Keturah is the first book in Bergren’s new The Sugar Baron’s Daughters series, and I am already anticipating the second. The recently widowed Keturah is the oldest of the three Banning daughters. With the death of their parents, she assumed the responsibility of her sisters, the family estate, and their sugar plantation in the West Indies. A responsibility she carried on her own as her disastrous marriage had left her determined never to be at someone else’s mercy or under their control again. Unheard of in the latter half of the eighteenth century, Keturah and her sisters decide the only way to save their family estate is to embark on a journey to the island of Nevis, and to personally see to improving the harvest of sugar on their plantation. While things might be done differently on Nevis, the European residents there, might not be accepting of the role these young ladies were stepping into. Gray Covington, a childhood friend of Keturah’s, was also traveling to Nevis to run the sugar plantation that he’d purchased from his brother, heir to their family’s English estate. He had invested everything he had in the venture. Gray had absented himself from Keturah following her marriage, and had high hopes of renewing their friendship as they traveled on the same ship. Tales that had formed a less than reputable reputation for Gray among the young ladies of their set, and the lasting effects of the abuse she had suffered at her late husband’s hands, caused Keturah to be warry of his sudden interest in her affairs. Gray suffered to think that she might never trust and lean upon him, that he might not ever be able to keep her and her sisters safe. The central themes of this book are perseverance and forgiveness, both of which were necessary for the peace that Katurah sought. Reading about how these developed through hardships in her life would be very encouraging to readers going through hardships of their own. The author was sensitive to readers who might have been or might be involved in an abusive relationship, offering resources in her author’s notes to assist them.
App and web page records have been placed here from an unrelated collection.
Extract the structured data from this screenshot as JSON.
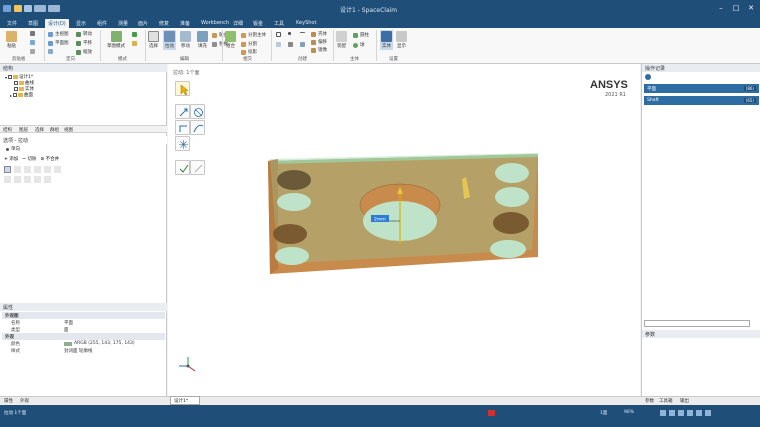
{
  "window": {
    "title": "设计1 - SpaceClaim"
  },
  "menu_tabs": [
    "文件",
    "草图",
    "设计(D)",
    "显示",
    "组件",
    "测量",
    "面片",
    "修复",
    "准备",
    "Workbench",
    "详细",
    "钣金",
    "工具",
    "KeyShot"
  ],
  "active_tab_index": 2,
  "ribbon": {
    "clipboard": {
      "paste_label": "粘贴",
      "group": "剪贴板"
    },
    "orient": {
      "home_label": "主视图",
      "plane_label": "平面图",
      "spin_label": "转动",
      "pan_label": "平移",
      "zoom_label": "缩放",
      "group": "定向"
    },
    "mode": {
      "sketch_mode_label": "草图模式",
      "group": "模式"
    },
    "edit": {
      "select_label": "选择",
      "pull_label": "拉动",
      "move_label": "移动",
      "fill_label": "填充",
      "blend_label": "融合",
      "replace_label": "替换",
      "group": "编辑"
    },
    "intersect": {
      "combine_label": "组合",
      "split_body_label": "分割主体",
      "split_label": "分割",
      "project_label": "投影",
      "group": "相交"
    },
    "create": {
      "shell_label": "壳体",
      "offset_label": "偏移",
      "mirror_label": "镜像",
      "group": "创建"
    },
    "body": {
      "cylinder_label": "圆柱",
      "sphere_label": "球",
      "assembly_label": "装配",
      "group": "主体"
    },
    "settings": {
      "body_label": "实体",
      "display_label": "显示",
      "group": "设置"
    }
  },
  "left_pane": {
    "structure_header": "结构",
    "tree": [
      {
        "label": "设计1*",
        "level": 0
      },
      {
        "label": "曲线",
        "level": 1
      },
      {
        "label": "实体",
        "level": 1
      },
      {
        "label": "曲面",
        "level": 1
      }
    ],
    "tabs": [
      "结构",
      "图层",
      "选择",
      "群组",
      "视图"
    ],
    "options_header": "选项 - 拉动",
    "option_mode": "单向",
    "option_labels": [
      "添加",
      "切除",
      "不合并"
    ],
    "props_header": "属性",
    "props": [
      {
        "section": "外观图"
      },
      {
        "key": "名称",
        "value": "平面"
      },
      {
        "key": "类型",
        "value": "面"
      },
      {
        "section": "外观"
      },
      {
        "key": "颜色",
        "value": "ARGB (255, 143, 175, 143)"
      },
      {
        "key": "样式",
        "value": "封闭面 轮廓线"
      }
    ]
  },
  "canvas": {
    "breadcrumb": "拉动: 1个面",
    "brand": "ANSYS",
    "version": "2021 R1",
    "dimension_value": "2mm",
    "bottom_tab": "设计1*"
  },
  "right_pane": {
    "header": "操作记录",
    "items": [
      {
        "label": "平面",
        "badge": "(86)"
      },
      {
        "label": "Shaft",
        "badge": "(65)"
      }
    ],
    "params_header": "参数"
  },
  "bottom_tabs_left": [
    "属性",
    "外观"
  ],
  "bottom_tabs_right": [
    "参数",
    "工具箱",
    "输出"
  ],
  "status": {
    "left": "拉动 1个面",
    "center": "1面",
    "zoom": "96%"
  },
  "colors": {
    "title_bar": "#1f4e79",
    "part_top": "#8fc99e",
    "part_side": "#c98b4b",
    "selection": "#e8c43a",
    "history_item": "#2e6da4"
  }
}
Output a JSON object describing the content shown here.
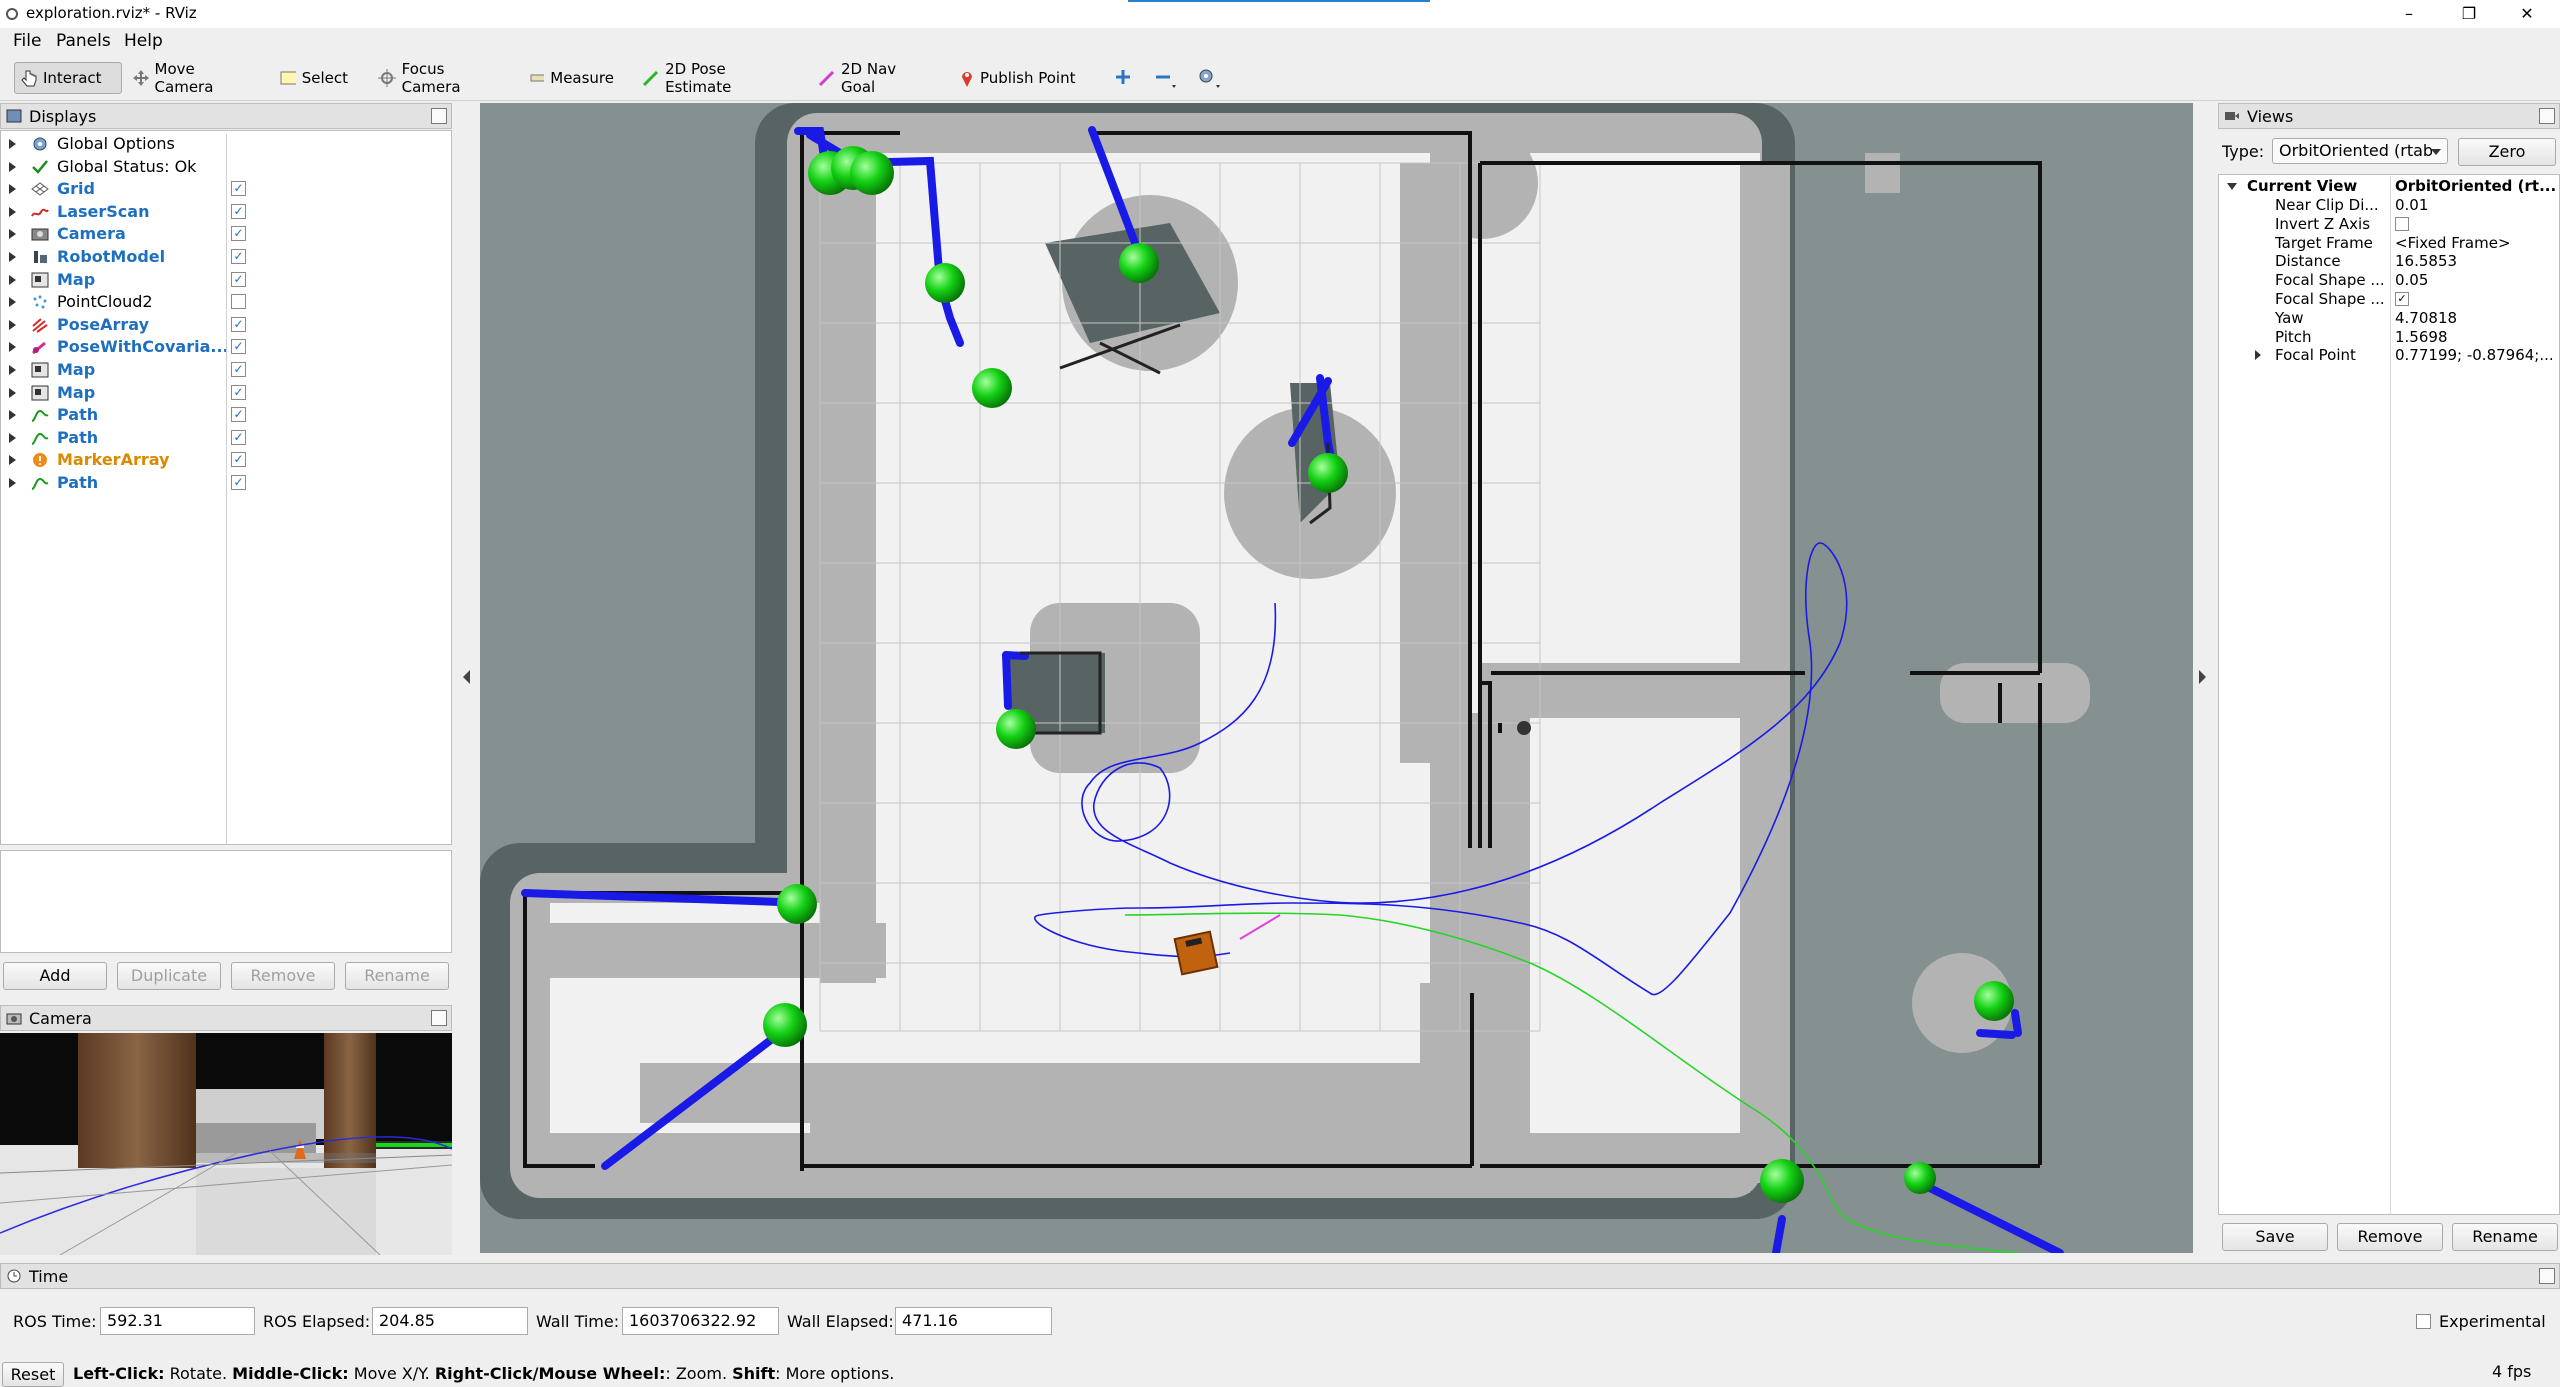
{
  "window": {
    "title": "exploration.rviz* - RViz",
    "minimize": "–",
    "maximize": "❐",
    "close": "✕"
  },
  "menubar": [
    "File",
    "Panels",
    "Help"
  ],
  "toolbar": {
    "interact": "Interact",
    "move_camera": "Move Camera",
    "select": "Select",
    "focus_camera": "Focus Camera",
    "measure": "Measure",
    "pose_estimate": "2D Pose Estimate",
    "nav_goal": "2D Nav Goal",
    "publish_point": "Publish Point"
  },
  "displays": {
    "title": "Displays",
    "items": [
      {
        "name": "Global Options",
        "style": "plain",
        "checkbox": null,
        "icon": "gear-icon"
      },
      {
        "name": "Global Status: Ok",
        "style": "plain",
        "checkbox": null,
        "icon": "checkmark-icon"
      },
      {
        "name": "Grid",
        "style": "blue",
        "checkbox": true,
        "icon": "grid-icon"
      },
      {
        "name": "LaserScan",
        "style": "blue",
        "checkbox": true,
        "icon": "laser-icon"
      },
      {
        "name": "Camera",
        "style": "blue",
        "checkbox": true,
        "icon": "camera-icon"
      },
      {
        "name": "RobotModel",
        "style": "blue",
        "checkbox": true,
        "icon": "robot-icon"
      },
      {
        "name": "Map",
        "style": "blue",
        "checkbox": true,
        "icon": "map-icon"
      },
      {
        "name": "PointCloud2",
        "style": "plain",
        "checkbox": false,
        "icon": "pointcloud-icon"
      },
      {
        "name": "PoseArray",
        "style": "blue",
        "checkbox": true,
        "icon": "posearray-icon"
      },
      {
        "name": "PoseWithCovaria...",
        "style": "blue",
        "checkbox": true,
        "icon": "pose-covariance-icon"
      },
      {
        "name": "Map",
        "style": "blue",
        "checkbox": true,
        "icon": "map-icon"
      },
      {
        "name": "Map",
        "style": "blue",
        "checkbox": true,
        "icon": "map-icon"
      },
      {
        "name": "Path",
        "style": "blue",
        "checkbox": true,
        "icon": "path-icon"
      },
      {
        "name": "Path",
        "style": "blue",
        "checkbox": true,
        "icon": "path-icon"
      },
      {
        "name": "MarkerArray",
        "style": "orange",
        "checkbox": true,
        "icon": "warning-icon"
      },
      {
        "name": "Path",
        "style": "blue",
        "checkbox": true,
        "icon": "path-icon"
      }
    ],
    "buttons": {
      "add": "Add",
      "duplicate": "Duplicate",
      "remove": "Remove",
      "rename": "Rename"
    }
  },
  "camera_panel": {
    "title": "Camera"
  },
  "views": {
    "title": "Views",
    "type_label": "Type:",
    "type_value": "OrbitOriented (rtab",
    "zero": "Zero",
    "current_view_label": "Current View",
    "current_view_value": "OrbitOriented (rt...",
    "props": [
      {
        "name": "Near Clip Di...",
        "value": "0.01",
        "check": null
      },
      {
        "name": "Invert Z Axis",
        "value": "",
        "check": false
      },
      {
        "name": "Target Frame",
        "value": "<Fixed Frame>",
        "check": null
      },
      {
        "name": "Distance",
        "value": "16.5853",
        "check": null
      },
      {
        "name": "Focal Shape ...",
        "value": "0.05",
        "check": null
      },
      {
        "name": "Focal Shape ...",
        "value": "",
        "check": true
      },
      {
        "name": "Yaw",
        "value": "4.70818",
        "check": null
      },
      {
        "name": "Pitch",
        "value": "1.5698",
        "check": null
      },
      {
        "name": "Focal Point",
        "value": "0.77199; -0.87964;...",
        "check": null
      }
    ],
    "buttons": {
      "save": "Save",
      "remove": "Remove",
      "rename": "Rename"
    }
  },
  "time": {
    "title": "Time",
    "ros_time_label": "ROS Time:",
    "ros_time": "592.31",
    "ros_elapsed_label": "ROS Elapsed:",
    "ros_elapsed": "204.85",
    "wall_time_label": "Wall Time:",
    "wall_time": "1603706322.92",
    "wall_elapsed_label": "Wall Elapsed:",
    "wall_elapsed": "471.16",
    "experimental": "Experimental"
  },
  "status": {
    "reset": "Reset",
    "left_click_key": "Left-Click:",
    "left_click_val": " Rotate. ",
    "middle_click_key": "Middle-Click:",
    "middle_click_val": " Move X/Y. ",
    "right_click_key": "Right-Click/Mouse Wheel:",
    "right_click_val": ": Zoom. ",
    "shift_key": "Shift",
    "shift_val": ": More options.",
    "fps": "4 fps"
  },
  "colors": {
    "path_blue": "#1a1ae6",
    "path_green": "#27d427",
    "frontier_green": "#11c511",
    "robot_orange": "#c0620e",
    "costmap_dark": "#586463",
    "costmap_light": "#b3b3b3",
    "free_space": "#f1f1f1"
  }
}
Whether one is drawn to these themes, or is just a fan of historical fiction, Keturah promises to provide hours of quality reading. I thank NetGalley and the Baker Publishing Group for providing me with a copy of Keturah in exchange for my review. I received no monetary compensation.